■ Task statement: Retype the data below, every word of it, exactly.

::: Data for this task :::

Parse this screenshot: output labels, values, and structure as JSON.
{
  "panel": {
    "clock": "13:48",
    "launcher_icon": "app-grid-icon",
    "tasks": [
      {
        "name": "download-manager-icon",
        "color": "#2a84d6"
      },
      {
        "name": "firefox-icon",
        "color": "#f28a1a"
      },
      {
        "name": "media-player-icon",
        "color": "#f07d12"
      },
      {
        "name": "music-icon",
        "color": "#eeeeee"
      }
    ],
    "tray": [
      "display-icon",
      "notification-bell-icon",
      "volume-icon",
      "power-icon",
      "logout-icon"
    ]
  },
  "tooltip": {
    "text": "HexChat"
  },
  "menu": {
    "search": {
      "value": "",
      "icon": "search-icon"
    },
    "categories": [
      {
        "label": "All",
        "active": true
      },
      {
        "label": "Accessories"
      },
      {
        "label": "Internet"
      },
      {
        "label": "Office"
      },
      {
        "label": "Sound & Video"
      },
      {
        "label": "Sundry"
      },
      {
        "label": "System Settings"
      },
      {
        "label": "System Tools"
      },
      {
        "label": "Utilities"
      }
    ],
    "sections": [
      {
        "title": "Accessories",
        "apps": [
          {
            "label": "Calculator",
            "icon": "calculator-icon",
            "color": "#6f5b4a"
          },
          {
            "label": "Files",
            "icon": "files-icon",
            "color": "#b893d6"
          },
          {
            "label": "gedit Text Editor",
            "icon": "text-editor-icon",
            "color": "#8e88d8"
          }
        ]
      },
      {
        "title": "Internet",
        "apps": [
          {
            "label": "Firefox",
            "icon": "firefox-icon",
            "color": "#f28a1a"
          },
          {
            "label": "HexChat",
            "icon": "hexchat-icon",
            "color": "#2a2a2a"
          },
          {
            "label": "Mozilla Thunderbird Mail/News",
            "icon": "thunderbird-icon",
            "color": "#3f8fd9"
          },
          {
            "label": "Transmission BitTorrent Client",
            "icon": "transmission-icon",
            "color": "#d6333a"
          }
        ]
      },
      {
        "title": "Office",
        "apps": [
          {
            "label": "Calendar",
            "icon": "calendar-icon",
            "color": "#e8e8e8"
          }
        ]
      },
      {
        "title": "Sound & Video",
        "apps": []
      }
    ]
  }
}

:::

■ Response below:
Parse this screenshot: output labels, values, and structure as JSON.
{
  "panel": {
    "clock": "13:48",
    "launcher_icon": "app-grid-icon",
    "tasks": [
      {
        "name": "download-manager-icon",
        "color": "#2a84d6"
      },
      {
        "name": "firefox-icon",
        "color": "#f28a1a"
      },
      {
        "name": "media-player-icon",
        "color": "#f07d12"
      },
      {
        "name": "music-icon",
        "color": "#eeeeee"
      }
    ],
    "tray": [
      "display-icon",
      "notification-bell-icon",
      "volume-icon",
      "power-icon",
      "logout-icon"
    ]
  },
  "tooltip": {
    "text": "HexChat"
  },
  "menu": {
    "search": {
      "value": "",
      "icon": "search-icon"
    },
    "categories": [
      {
        "label": "All",
        "active": true
      },
      {
        "label": "Accessories"
      },
      {
        "label": "Internet"
      },
      {
        "label": "Office"
      },
      {
        "label": "Sound & Video"
      },
      {
        "label": "Sundry"
      },
      {
        "label": "System Settings"
      },
      {
        "label": "System Tools"
      },
      {
        "label": "Utilities"
      }
    ],
    "sections": [
      {
        "title": "Accessories",
        "apps": [
          {
            "label": "Calculator",
            "icon": "calculator-icon",
            "color": "#6f5b4a"
          },
          {
            "label": "Files",
            "icon": "files-icon",
            "color": "#b893d6"
          },
          {
            "label": "gedit Text Editor",
            "icon": "text-editor-icon",
            "color": "#8e88d8"
          }
        ]
      },
      {
        "title": "Internet",
        "apps": [
          {
            "label": "Firefox",
            "icon": "firefox-icon",
            "color": "#f28a1a"
          },
          {
            "label": "HexChat",
            "icon": "hexchat-icon",
            "color": "#2a2a2a"
          },
          {
            "label": "Mozilla Thunderbird Mail/News",
            "icon": "thunderbird-icon",
            "color": "#3f8fd9"
          },
          {
            "label": "Transmission BitTorrent Client",
            "icon": "transmission-icon",
            "color": "#d6333a"
          }
        ]
      },
      {
        "title": "Office",
        "apps": [
          {
            "label": "Calendar",
            "icon": "calendar-icon",
            "color": "#e8e8e8"
          }
        ]
      },
      {
        "title": "Sound & Video",
        "apps": []
      }
    ]
  }
}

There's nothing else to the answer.